My offline presence
For my tenth birthday I got five diaries. They smelled of lavender and had little golden locks attached to them. Ten golden keys were dangling about, two at each diary. If at that time, in the beginning of the 90s, Google had existed, it would not have found me.
I never dared to write in one of the diaries. It was too pretty (had a five star interface – in translation for modern kids) and I felt that I did not have enough to say. I waited for a big thought, a boom, or a valuable piece to put in. Since then I have lost the key, so I can’t open it any more. I could probably break the lock, it’s the size of my nail, but I feel I would be intruding on my own childhood privacy.
I regularly wrote in other four diaries. When I found out at the age 12 or 13 that I don’t have one kidney, I wrote a poem to the lonely kidney. It must have liked it, as it has never bothered me since. Apart from that, I never read my work to anyone.
Transitions are hard. The first essay I wrote on the keyboard was about the advantages of writing in hand. Some might call it nostalgic, others backward-looking; I just find it ironic and a little stubborn on my part.
You have to create your own personalised brand – I heard on a recent conference about business start-ups and new technologies. You go to these conferences and end up thinking: either I’m very behind and outdated, or these people live in the future. There is a disjoint there, that’s for sure, with the present moment slipping through everyone’s typing fingers.
The speech by Penny Power, the founder of Ecademy, inspired me to work on my own ‘personalised brand’, on being myself online. Not selling, not profiting, but attracting friends with content, ideas, beliefs, dialogue, language. Internet is not a selling market. It’s a platform of care, friendship and support – this is the philanthropic interpretation of the social media landscape, given by Penny. I fully agree with her that people are attracted to to sincerity, authenticity, care, passion and expertise. Social media creates therefore an opportunity for humanity.

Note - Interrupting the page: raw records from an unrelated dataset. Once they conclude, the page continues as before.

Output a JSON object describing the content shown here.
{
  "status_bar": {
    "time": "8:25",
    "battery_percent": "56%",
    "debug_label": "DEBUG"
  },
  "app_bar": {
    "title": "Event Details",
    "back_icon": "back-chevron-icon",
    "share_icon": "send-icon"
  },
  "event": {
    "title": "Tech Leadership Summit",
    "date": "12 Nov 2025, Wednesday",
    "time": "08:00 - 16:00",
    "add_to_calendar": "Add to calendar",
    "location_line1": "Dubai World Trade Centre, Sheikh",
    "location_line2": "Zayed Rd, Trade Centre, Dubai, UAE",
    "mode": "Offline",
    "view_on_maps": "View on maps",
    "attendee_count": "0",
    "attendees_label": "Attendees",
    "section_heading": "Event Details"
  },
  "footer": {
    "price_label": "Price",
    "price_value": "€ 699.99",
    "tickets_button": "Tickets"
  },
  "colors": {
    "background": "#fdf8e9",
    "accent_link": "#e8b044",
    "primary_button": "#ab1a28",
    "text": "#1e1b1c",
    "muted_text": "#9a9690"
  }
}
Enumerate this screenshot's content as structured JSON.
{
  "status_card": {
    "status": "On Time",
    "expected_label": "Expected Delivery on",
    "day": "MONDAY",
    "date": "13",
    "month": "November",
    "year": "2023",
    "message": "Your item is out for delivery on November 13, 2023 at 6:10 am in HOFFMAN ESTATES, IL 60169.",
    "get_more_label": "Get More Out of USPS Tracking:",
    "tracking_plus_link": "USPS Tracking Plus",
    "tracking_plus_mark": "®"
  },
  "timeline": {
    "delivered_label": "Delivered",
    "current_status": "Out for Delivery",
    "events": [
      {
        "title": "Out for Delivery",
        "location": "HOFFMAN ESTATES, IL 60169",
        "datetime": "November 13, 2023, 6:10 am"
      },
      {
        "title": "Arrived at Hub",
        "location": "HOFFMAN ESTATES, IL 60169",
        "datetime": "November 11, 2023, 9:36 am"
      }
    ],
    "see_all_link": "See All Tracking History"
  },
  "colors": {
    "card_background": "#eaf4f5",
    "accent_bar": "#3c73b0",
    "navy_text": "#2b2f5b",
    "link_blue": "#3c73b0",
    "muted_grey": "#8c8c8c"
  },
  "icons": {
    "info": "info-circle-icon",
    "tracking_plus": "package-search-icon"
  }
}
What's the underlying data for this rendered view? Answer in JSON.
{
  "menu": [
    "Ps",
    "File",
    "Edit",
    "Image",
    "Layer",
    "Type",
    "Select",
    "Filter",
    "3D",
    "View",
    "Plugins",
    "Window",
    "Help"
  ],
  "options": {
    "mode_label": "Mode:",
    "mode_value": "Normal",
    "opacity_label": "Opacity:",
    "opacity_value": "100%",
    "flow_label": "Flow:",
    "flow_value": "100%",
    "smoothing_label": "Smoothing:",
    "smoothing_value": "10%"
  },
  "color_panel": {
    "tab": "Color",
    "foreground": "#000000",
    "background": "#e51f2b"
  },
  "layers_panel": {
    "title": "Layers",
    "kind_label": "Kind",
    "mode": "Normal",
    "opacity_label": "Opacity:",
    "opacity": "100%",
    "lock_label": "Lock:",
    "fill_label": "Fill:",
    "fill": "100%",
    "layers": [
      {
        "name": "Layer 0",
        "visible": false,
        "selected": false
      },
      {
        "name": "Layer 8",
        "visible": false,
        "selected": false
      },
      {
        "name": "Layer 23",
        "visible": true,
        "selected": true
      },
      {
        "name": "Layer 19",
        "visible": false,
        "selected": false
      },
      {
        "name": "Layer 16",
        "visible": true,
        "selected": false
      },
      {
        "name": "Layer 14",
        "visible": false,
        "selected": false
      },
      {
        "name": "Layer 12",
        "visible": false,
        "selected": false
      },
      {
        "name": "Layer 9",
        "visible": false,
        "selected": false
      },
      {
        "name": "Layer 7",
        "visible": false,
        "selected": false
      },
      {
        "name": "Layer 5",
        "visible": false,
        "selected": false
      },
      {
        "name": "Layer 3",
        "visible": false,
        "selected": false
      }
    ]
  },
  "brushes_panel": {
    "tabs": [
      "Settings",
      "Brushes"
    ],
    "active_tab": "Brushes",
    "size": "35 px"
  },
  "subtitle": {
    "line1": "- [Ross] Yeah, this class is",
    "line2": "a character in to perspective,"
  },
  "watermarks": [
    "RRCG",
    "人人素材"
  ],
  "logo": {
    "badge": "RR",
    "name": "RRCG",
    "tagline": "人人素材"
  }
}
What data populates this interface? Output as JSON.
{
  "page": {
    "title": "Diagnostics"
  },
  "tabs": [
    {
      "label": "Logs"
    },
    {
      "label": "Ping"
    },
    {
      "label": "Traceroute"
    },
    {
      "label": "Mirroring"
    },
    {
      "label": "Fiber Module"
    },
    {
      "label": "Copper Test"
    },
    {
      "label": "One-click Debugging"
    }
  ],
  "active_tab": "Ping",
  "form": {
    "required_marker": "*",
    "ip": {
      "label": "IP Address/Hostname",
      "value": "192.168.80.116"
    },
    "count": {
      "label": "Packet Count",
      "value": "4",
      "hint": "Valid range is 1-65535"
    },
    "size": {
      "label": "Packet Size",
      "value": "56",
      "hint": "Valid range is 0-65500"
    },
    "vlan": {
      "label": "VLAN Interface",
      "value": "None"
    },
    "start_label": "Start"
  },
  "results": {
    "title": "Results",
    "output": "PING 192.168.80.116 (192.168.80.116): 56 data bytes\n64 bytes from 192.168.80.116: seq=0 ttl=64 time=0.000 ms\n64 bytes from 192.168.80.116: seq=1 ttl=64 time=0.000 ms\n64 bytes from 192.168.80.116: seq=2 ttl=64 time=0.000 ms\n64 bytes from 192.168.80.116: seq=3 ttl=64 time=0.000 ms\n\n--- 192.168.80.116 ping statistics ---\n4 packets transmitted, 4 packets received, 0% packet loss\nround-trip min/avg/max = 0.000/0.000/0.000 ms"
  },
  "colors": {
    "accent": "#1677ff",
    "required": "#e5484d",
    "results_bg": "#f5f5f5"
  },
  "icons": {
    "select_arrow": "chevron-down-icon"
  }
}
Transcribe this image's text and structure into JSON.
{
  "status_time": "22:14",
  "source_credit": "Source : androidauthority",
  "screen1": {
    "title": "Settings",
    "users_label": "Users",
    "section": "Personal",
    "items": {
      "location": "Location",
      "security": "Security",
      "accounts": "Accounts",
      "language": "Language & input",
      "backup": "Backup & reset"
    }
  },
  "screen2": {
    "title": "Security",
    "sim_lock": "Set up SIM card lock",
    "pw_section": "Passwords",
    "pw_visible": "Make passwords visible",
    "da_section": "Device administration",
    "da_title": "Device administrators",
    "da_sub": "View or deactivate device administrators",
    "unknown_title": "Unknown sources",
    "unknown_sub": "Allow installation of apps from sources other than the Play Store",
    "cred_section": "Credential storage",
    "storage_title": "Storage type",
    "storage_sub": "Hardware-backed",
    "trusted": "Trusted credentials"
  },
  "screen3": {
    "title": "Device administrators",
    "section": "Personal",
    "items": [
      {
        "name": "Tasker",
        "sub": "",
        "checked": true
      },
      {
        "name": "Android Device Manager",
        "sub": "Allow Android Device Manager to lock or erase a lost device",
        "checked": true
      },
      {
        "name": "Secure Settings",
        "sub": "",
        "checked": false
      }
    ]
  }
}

I will keep my diaries in the drawer, with golden locks closed upon them, and open up to a new kind of a diary, a blog. Hopefully it will not get dusted and I will not loose the keys. Either way, the password can always be reset, the words deleted. There is something very liberating in the lack of the smell of lavender, beautiful paper in front of us, and the button ‘delete’ at hand. Nothing is final, it’s a journay, I hope you will join me and I will join you in it.